Stored items:
'''

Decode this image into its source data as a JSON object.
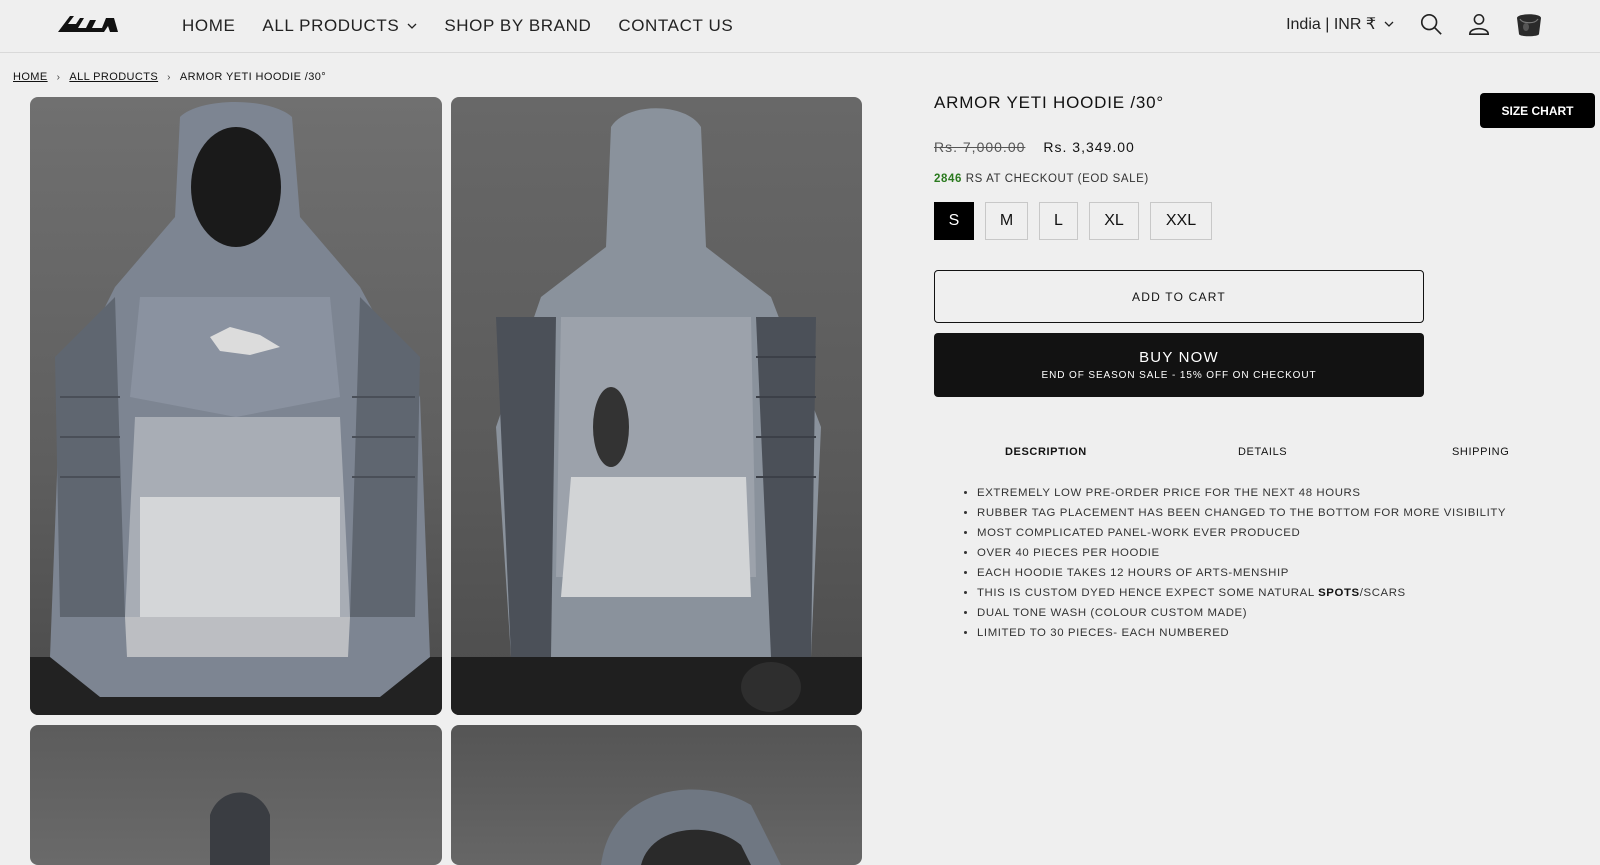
{
  "header": {
    "nav": [
      {
        "label": "HOME"
      },
      {
        "label": "ALL PRODUCTS",
        "has_dropdown": true
      },
      {
        "label": "SHOP BY BRAND"
      },
      {
        "label": "CONTACT US"
      }
    ],
    "locale": "India | INR ₹"
  },
  "breadcrumb": {
    "home": "HOME",
    "all_products": "ALL PRODUCTS",
    "current": "ARMOR YETI HOODIE /30°"
  },
  "product": {
    "title": "ARMOR YETI HOODIE /30°",
    "size_chart_label": "SIZE CHART",
    "price_old": "Rs. 7,000.00",
    "price_new": "Rs. 3,349.00",
    "checkout_amount": "2846",
    "checkout_note": " RS AT CHECKOUT (EOD SALE)",
    "sizes": [
      "S",
      "M",
      "L",
      "XL",
      "XXL"
    ],
    "selected_size": "S",
    "add_to_cart_label": "ADD TO CART",
    "buy_now_label": "BUY NOW",
    "buy_now_sub": "END OF SEASON SALE - 15% OFF ON CHECKOUT"
  },
  "tabs": [
    {
      "label": "DESCRIPTION",
      "active": true
    },
    {
      "label": "DETAILS",
      "active": false
    },
    {
      "label": "SHIPPING",
      "active": false
    }
  ],
  "description": [
    "EXTREMELY LOW PRE-ORDER PRICE FOR THE NEXT 48 HOURS",
    "RUBBER TAG PLACEMENT HAS BEEN CHANGED TO THE BOTTOM FOR MORE VISIBILITY",
    "MOST COMPLICATED PANEL-WORK EVER PRODUCED",
    "OVER 40 PIECES PER HOODIE",
    "EACH HOODIE TAKES 12 HOURS OF ARTS-MENSHIP",
    {
      "before": "THIS IS CUSTOM DYED HENCE EXPECT SOME NATURAL ",
      "bold": "SPOTS",
      "after": "/SCARS"
    },
    "DUAL TONE WASH (COLOUR CUSTOM MADE)",
    "LIMITED TO 30 PIECES- EACH NUMBERED"
  ],
  "colors": {
    "background": "#efefef",
    "primary": "#121212",
    "sale_green": "#2b7a1f"
  }
}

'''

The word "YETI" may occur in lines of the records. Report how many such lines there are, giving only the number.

2